He worked as a barrister and solicitor before entering parliament. He was appointed Queen's Counsel while serving as Attorney-General of Western Australia.[5]

Minister for HealthEdit

Western Australia was probably the world capital for lung cancer in the 1980s and 1990s because of the synergies between smoking and asbestos inhalation, so the state bred a particularly fierce anti-smoking activist lobby led by Mike Daube (of ASH) who had joined the WA Health Department. The leader of the West Australian Labor Government, Dr Carmen Lawrence lost an election to the Court Liberals before it could make a substantial move against workplace smoking, Traditionally, Liberal governments supported the tobacco industry against activist moves to restrict smoking (especially in the workplace) but in WA, the Liberal Health Minister Peter Foss took a hard line against smoking.

At a joint meeting of the state Health Ministers acting as a Ministerial Council on Drug Strategy (MCDS) he led the move to have prominent health warnings on every pack with a "Quit" phone number included. This was considered by the industry to be a major threat.[6]

In December 1994 he openly attacked the Tobacco Institute of Australia and its CEO Donna Staunton, saying "the people who sell tobacco can only be described as international drug pushers." [7] This caused much consternation in the party across Australia since the massive donations made to the party in other states were a major source of campaign funding. The tobacco taxes collected supposedly to support a "Quit" campaign had been systematically syphoned off for other budget items.

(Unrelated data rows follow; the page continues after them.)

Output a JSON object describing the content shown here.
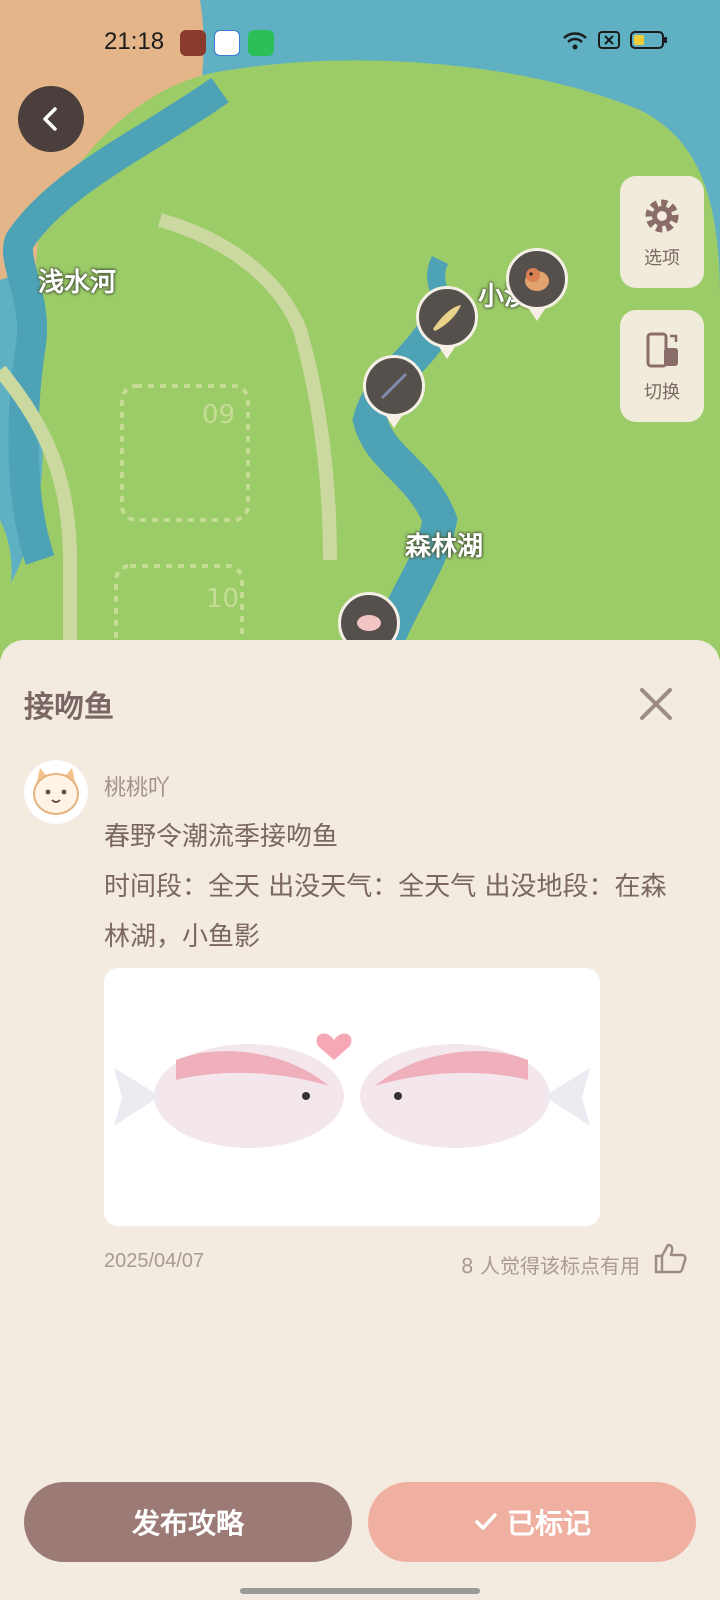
{
  "status_bar": {
    "time": "21:18"
  },
  "map": {
    "labels": {
      "river": "浅水河",
      "lake": "森林湖",
      "stream": "小溪",
      "zone_09": "09",
      "zone_10": "10"
    },
    "side_buttons": {
      "options": "选项",
      "switch": "切换"
    }
  },
  "sheet": {
    "title": "接吻鱼",
    "author": "桃桃吖",
    "line1": "春野令潮流季接吻鱼",
    "line2": "时间段：全天 出没天气：全天气 出没地段：在森林湖，小鱼影",
    "date": "2025/04/07",
    "useful_text": "8 人觉得该标点有用"
  },
  "actions": {
    "publish": "发布攻略",
    "marked": "已标记"
  },
  "colors": {
    "accent_brown": "#9c7a76",
    "accent_pink": "#efb0a2",
    "sheet_bg": "#f3eae0"
  }
}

In November 1994 the Western Australian Health Department announced that it would review the Western Australian Tobacco Control Act which is aimed at restricting sponsorship of sporting events by tobacco companies. Foss's lead in these efforts was a reason for industry concern around the world because this established a priority that others might follow.[8]

Foss refused to back down saying: "The bill that we have for smoking related diseases is just enormous. And we certainly don't get back in tobacco taxes anything like the sort of money that we spend on hospitals which have an extra load because of the premature illness caused by tobacco." He wanted warnings to cover the entire side of cigarette packets, and he led the other state Health Ministers in an attempt to get uniform generic packet legislation.


  1. ^\Memblist.nsf/WAllMembersFlat/Foss,+Peter+Gilbert+da+Conceicao?opendocument
  2. ^
  3. ^ Laurie, Victoria (23 March 1999), "Culture czar.(Peter Foss)", The Bulletin with Newsweek, A C P Computer Publications, 117 (6166): 64(3), ISSN 1440-7485
  4. ^ Taylor, Catherine, "The arts in Western Australia: starring Peter Foss. [Western Australia's Arts Minister]", Australian (1–2 May 1999): Review 16–18, ISSN 1038-8761
  5. ^[permanent dead link]
  6. ^ "Industry Documents Library".
  7. ^ "Industry Documents Library".
  8. ^ "Industry Documents Library".